Data from the Finance Ministry’s financing and risk management office show that the government issued a total of Rp 630.5 trillion in government bonds in the first half of this year, or 41.2 percent of the total gross issuance in 2020, Kontan reported.
Perry also announced that the central bank’s board of governors had decided to maintain its benchmark interest rate — the seven-day reverse repo rate — at 4 percent after lowering it four times this year by a total of 100 basis points (bps).
Lending and deposit facility rates were also kept at 3.25 and 4.75 percent, respectively.
“The decision is consistent with maintaining external stability amid low inflation that is expected to persist until the end of the year,” he said, adding that BI expected inflation to fall at around 2 percent this year.
BI is also committed to continuing its quantitative easing by providing liquidity for banks by lowering the average primary reserve requirement (GWM), and for the government by being a standby buyer and participating in bond private placement.
In a burden-sharing scheme agreement with the government, the central bank has purchased the government bonds through a private offering. The one-off policy that was only agreed for this year was aimed to help finance the widening budget deficit that was caused by the government’s COVID-19 response.
“So far, we’ve bought Rp 82.1 trillion worth of government bonds through private placement,” he said.
Mirae Asset Sekuritas economist Anthony Kevin lauded the government’s decision to allow BI continue its role as standby buyer as it could help to improve market confidence in government funding next year.

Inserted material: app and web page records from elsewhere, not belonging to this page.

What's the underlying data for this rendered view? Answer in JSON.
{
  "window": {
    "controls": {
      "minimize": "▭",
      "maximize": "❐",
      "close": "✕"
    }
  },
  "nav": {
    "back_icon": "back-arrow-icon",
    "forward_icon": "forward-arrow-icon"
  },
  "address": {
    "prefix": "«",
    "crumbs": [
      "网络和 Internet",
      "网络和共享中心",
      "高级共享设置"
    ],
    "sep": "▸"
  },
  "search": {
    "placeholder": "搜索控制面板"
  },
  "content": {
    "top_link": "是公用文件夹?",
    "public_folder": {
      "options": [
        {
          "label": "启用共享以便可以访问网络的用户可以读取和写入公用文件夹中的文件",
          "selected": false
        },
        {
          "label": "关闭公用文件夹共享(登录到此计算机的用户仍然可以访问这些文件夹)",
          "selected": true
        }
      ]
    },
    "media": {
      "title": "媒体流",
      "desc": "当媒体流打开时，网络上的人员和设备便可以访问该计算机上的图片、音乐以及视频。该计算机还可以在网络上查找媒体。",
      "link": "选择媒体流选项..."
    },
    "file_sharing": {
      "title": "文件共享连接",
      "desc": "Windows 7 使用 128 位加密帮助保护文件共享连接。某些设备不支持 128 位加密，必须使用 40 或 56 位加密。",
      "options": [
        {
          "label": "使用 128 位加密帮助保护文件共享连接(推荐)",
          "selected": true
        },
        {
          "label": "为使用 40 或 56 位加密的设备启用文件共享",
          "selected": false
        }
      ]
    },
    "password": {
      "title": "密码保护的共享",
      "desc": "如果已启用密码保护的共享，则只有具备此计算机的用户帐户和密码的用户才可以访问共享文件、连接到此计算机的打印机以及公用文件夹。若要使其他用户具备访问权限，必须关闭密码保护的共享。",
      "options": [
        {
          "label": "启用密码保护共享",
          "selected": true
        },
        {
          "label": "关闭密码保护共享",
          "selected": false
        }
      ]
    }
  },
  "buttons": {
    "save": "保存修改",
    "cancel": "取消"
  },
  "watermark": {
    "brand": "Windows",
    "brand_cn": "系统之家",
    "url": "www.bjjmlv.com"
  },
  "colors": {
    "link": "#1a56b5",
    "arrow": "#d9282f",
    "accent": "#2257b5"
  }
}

He also said BI’s call to maintain the rate at 4 percent was the “correct call” despite wide-open room for another round of policy rate cuts.
“I believe BI should refrain from [lowering rates] to maintain the interest rate differential in order to keep the rupiah on the appreciation path against the US dollar,” he said.
He also added that the high trade balance surplus, low inflation and narrowing current account deficit could also help strengthen the rupiah against the greenback to Rp 14,400 per US dollar by the end of the year.
The rupiah closed at Rp 14,770 per US dollar on Wednesday, 0.4 percent stronger than the day before. However, it has depreciated more than 1 percent over the past month.
Trimegah Sekuritas economist Fakhrul Fulvian said the central bank’s decision to maintain rates would help to appreciate the rupiah since fears over huge monetary expansion could hamper recovery of the currency.
Although he agreed that BI would receive a positive response from the market for its plan to continue as a standby buyer, he said it would ultimately depend on the central bank’s exit strategy from the burden to support the government.
“It’s very important for BI to communicate to the market on its exit strategy once the economy recovers from the crisis,” he said.